The third issue of JAm It! (Journal of American Studies in Italy) will explore the relations between environmental transformations and migrations in the North American context from a multi-disciplinary perspective. While scholarship in American Studies has produced relevant contributions analyzing the historical and present contingencies of both endogenous and exogenous migratory flows, the complex relations between migrations and ecological change require further inquiry within the field.
This edited scholarly collection seeks to explore the ongoing usefulness of the noir label through attention to less heralded films that straddle genres, are difficult to categorize, or have been limited in academic study because of their identification with a single genre, style, star, or director. Our goal is not to expand the noir canon but to recover lost nuances and give new life to specific classical era (1930s-1959) films by exploring them through a noir lens.
The Research Society for American Periodicals invites submissions for its 2018-19 Article Prize.
The prize is awarded to the best article on the subject of American periodicals published in a peer-reviewed academic journal between January 1, 2018 and December 31, 2019. RSAP takes an expansive view of “periodicals” and will consider any article that focuses on serial publications in print or digital form in the Americas, broadly construed. We also welcome submissions from any field or discipline.
The Article Prize is designed for early-career scholars. Graduate students and those who received their Ph.D. no earlier than January 1, 2014 are eligible to apply.
The Carson McCullers Society is pleased to announce an open call for panel papers on any topic related to the life and works of Carson McCullers for one of two guaranteed panels at the American Literature Association (ALA) conference in San Diego, California, on May 21-24, 2020. Papers that approach McCullers’ works from interdisciplinary, comparative, and disability or gender studies perspectives are especially sought; however, all topics will be considered.
There is still room on this accepted panel for NEMLA 2020 (Boston) that examines the scholarly, pedagogical, and professional problems posed by current chronological demarcations of “early” and “modern” American literature and seeks to propose viable alternative chronological models.
CALL FOR PAPER PROPOSALS:
READING W.D. HOWELLS (1837-1920) A CENTURY LATER
NEMLA, Boston, MA, March 5-8, 2020
Can the Other Speak? Productive Difficulties in Ethnic and Postcolonial Literature
Northeast Modern Language Association Convention
March 5-8, 2020
Deadline for paper abstracts: September 30, 2019
Contact: Misun Dokko email@example.com
Our 2020 NeMLA panel emerges from Gayatri Spivak’s seminal question, “can the subaltern speak?” Following Spivak’s response to this question, we will investigate moments when subalterns cannot speak or have difficulty speaking.

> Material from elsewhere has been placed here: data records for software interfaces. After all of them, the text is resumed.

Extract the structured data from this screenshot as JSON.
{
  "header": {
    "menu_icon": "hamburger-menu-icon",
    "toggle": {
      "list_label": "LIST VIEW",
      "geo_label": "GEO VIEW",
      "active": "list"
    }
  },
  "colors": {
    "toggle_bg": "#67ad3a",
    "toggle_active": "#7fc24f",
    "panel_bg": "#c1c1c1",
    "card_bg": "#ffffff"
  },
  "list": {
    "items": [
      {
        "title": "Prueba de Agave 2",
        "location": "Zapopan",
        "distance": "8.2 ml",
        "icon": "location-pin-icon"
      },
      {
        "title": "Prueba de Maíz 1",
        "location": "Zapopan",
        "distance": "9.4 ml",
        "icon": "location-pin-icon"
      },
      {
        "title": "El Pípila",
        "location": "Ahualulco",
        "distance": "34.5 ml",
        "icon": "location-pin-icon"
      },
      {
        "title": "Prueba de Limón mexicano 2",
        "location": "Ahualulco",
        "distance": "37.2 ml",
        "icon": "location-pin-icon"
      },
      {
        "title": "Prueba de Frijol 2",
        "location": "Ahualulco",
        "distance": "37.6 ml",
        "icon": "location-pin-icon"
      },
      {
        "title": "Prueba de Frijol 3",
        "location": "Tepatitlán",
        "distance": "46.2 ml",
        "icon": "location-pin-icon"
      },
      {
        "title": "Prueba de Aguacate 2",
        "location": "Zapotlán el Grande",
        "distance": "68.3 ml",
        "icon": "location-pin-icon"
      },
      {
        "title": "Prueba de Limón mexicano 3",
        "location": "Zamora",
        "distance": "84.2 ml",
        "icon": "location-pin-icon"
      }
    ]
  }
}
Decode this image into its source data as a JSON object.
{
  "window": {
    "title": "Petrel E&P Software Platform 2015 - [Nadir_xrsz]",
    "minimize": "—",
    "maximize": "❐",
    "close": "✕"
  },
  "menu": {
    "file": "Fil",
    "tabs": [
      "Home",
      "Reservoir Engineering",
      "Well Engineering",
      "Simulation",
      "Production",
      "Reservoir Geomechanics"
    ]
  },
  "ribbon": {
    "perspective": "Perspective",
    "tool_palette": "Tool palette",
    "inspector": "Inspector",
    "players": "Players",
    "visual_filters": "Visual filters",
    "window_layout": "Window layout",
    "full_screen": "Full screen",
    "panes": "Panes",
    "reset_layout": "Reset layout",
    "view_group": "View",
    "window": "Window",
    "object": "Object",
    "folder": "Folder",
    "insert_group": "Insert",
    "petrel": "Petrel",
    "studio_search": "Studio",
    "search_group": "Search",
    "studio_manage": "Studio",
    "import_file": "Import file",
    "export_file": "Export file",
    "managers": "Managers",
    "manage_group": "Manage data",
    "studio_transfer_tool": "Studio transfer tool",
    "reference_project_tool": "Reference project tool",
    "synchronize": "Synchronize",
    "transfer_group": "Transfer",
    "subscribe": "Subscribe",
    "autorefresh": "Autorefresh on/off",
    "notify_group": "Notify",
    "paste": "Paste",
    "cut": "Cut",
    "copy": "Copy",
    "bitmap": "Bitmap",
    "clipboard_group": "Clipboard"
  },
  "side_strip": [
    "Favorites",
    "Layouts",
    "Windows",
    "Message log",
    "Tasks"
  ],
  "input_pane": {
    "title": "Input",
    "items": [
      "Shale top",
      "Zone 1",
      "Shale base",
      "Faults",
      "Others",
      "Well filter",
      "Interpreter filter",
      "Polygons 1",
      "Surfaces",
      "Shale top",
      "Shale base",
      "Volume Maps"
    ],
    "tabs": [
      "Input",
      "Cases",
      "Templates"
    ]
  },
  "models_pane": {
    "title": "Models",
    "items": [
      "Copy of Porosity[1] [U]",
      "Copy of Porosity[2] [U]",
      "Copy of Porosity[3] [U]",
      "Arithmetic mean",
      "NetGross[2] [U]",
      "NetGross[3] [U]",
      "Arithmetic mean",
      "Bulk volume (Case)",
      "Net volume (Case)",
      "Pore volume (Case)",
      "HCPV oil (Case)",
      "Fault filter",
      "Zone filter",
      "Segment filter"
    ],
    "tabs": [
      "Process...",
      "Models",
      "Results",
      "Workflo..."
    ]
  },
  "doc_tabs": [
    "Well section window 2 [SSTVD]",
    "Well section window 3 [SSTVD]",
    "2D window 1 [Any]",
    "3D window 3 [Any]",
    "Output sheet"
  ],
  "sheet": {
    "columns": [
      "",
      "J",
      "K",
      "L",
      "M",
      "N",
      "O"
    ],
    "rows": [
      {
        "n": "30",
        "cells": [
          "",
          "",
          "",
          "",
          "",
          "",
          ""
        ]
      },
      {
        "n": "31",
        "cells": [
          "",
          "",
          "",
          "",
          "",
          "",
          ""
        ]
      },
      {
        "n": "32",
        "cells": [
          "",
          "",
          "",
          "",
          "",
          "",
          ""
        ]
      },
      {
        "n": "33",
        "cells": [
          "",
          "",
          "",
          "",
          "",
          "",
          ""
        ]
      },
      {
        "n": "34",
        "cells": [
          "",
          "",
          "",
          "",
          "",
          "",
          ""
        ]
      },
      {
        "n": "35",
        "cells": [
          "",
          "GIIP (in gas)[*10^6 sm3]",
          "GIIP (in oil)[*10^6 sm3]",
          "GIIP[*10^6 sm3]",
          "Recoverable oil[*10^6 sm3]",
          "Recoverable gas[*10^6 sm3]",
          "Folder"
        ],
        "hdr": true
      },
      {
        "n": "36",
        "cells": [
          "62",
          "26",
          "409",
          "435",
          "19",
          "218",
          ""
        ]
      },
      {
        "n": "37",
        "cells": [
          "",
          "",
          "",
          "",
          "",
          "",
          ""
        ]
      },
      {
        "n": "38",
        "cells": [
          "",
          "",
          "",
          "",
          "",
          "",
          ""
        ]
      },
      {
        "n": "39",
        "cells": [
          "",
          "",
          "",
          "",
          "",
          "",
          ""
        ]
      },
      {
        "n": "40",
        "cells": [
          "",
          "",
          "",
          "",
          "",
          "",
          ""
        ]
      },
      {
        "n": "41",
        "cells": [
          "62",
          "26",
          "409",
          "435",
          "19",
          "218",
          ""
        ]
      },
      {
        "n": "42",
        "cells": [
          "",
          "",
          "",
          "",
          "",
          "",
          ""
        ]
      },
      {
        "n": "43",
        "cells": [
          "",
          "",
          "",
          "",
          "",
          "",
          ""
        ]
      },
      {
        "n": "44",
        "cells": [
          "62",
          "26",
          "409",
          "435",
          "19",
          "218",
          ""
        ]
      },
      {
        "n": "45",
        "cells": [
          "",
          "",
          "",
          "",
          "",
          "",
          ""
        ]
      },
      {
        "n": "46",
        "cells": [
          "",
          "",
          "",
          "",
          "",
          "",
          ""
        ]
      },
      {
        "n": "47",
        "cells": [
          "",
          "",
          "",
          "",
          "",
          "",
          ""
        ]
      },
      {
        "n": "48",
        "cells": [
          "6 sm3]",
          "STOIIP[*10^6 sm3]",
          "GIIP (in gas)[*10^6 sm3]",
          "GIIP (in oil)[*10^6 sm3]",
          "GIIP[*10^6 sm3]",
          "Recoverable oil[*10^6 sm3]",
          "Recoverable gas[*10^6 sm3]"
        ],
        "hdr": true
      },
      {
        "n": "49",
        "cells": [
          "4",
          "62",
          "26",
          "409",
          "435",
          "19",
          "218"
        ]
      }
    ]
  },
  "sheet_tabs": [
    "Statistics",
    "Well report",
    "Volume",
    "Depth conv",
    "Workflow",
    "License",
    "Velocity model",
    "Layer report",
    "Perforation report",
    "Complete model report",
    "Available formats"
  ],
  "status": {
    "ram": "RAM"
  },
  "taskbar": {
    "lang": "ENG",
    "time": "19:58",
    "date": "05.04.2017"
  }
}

Our inquiry into these moments will build on and sharpen conversations about otherness with respect to literary texts and beyond.
Journal of Anglophone Literature, Culture and Media
The Hellenic Association for American Studies (HELAAS) in cooperation with the Department of American Literature and Culture of the School of English of Aristotle University of Thessaloniki (AUTh), Greece, is launching the fourth issue of the electronic multi/interdisciplinary open access, refereed journal with the title Ex-centric Narratives: Journal of Anglophone
Literature, Culture and Media (Ex-Na). The journal addresses academics, scholars and graduate students engaging in the interdisciplinary study of Anglophone literatures, cultures and media and will be published once a year.